Singing The Blues/Dancing Shoes (2009)/We Say Yeah (2009) (7”, EMI 687 8877)


  1. A couple of errors regarding the "versions" on some of the EP's. "Living Doll" is the same version as the original UK 45, whilst "Do You Remember" on the "Congratulations" EP is a totally different song to the track of the same name on "Wonderful Life". "It's Wonderful To Be Young" is also on the "Rare EP Tracks" album, it was listed as an "alternate EP Version" as an earlier mix of the track was released on a US only album. A more in depth look at Cliff's EP's from this period is due in 2017.

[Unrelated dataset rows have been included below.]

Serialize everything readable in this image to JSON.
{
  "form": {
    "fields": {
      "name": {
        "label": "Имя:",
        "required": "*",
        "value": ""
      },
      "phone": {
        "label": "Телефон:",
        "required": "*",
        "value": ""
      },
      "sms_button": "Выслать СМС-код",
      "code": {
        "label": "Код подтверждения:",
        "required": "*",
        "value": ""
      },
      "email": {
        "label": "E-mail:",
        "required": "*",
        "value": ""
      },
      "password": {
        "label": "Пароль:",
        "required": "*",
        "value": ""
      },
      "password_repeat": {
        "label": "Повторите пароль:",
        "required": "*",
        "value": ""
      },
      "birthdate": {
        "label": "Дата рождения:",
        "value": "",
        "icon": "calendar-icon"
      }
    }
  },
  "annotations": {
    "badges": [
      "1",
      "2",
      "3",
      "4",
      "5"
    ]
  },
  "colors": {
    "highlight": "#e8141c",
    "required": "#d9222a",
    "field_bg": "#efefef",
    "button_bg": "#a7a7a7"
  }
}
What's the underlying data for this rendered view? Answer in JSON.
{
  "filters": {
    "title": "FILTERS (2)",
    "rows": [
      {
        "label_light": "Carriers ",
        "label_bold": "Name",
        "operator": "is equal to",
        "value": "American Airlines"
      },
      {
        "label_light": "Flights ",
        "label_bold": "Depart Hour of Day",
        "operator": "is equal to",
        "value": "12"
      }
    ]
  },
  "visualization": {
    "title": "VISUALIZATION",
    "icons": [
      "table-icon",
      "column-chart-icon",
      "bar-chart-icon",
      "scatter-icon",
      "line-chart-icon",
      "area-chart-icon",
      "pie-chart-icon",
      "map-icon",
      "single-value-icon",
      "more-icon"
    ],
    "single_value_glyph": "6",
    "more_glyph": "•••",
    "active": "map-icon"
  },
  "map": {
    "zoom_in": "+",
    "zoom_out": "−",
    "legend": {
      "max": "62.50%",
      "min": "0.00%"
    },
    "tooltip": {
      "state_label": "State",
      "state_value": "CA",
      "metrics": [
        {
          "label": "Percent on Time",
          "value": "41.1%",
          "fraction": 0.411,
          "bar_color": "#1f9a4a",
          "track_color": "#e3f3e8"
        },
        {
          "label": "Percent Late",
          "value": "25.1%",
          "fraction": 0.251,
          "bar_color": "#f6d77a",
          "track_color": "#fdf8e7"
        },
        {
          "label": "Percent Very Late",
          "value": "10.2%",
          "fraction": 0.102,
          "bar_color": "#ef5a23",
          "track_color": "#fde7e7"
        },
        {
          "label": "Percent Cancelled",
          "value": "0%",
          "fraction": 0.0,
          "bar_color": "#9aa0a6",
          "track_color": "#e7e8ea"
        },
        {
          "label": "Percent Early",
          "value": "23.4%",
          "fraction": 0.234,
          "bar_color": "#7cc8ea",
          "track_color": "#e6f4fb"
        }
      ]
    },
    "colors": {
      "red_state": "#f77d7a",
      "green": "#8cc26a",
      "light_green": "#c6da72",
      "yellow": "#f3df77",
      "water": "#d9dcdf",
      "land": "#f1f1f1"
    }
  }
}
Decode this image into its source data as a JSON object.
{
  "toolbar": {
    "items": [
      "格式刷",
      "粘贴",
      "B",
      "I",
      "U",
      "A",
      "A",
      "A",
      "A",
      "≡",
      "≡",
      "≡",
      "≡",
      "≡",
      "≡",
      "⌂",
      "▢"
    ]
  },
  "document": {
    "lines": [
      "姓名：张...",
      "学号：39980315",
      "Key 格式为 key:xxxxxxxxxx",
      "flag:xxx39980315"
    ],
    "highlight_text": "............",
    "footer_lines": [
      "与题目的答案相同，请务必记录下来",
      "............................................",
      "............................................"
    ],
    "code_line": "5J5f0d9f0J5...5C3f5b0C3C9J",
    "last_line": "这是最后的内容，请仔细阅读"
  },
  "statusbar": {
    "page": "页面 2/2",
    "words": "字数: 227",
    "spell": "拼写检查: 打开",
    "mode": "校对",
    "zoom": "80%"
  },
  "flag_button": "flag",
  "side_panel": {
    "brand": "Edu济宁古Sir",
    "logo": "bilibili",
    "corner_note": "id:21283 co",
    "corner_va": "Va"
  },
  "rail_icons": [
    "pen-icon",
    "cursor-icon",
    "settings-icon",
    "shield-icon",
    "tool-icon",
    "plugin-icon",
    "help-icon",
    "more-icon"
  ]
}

  2. PS. Not mentioned in the discography is the 1970 release "Live at The Talk Of The Town", which was actually a document of a concert from mid 1968. It was reissued on CD in expanded form during the second half of the noughties, and includes the four rarities from the "Congratulations" EP as bonus tracks - "Little Rag Doll", "Candyman's Trumpet", "Do You Remember" (which is not the same as the "Wonderful Life" version, apologies) and "Wonderful World". Putting studio tracks onto a live album seems odd, but was obviously done on the basis of the recording date of the gig being roughly in line with the release date of this EP.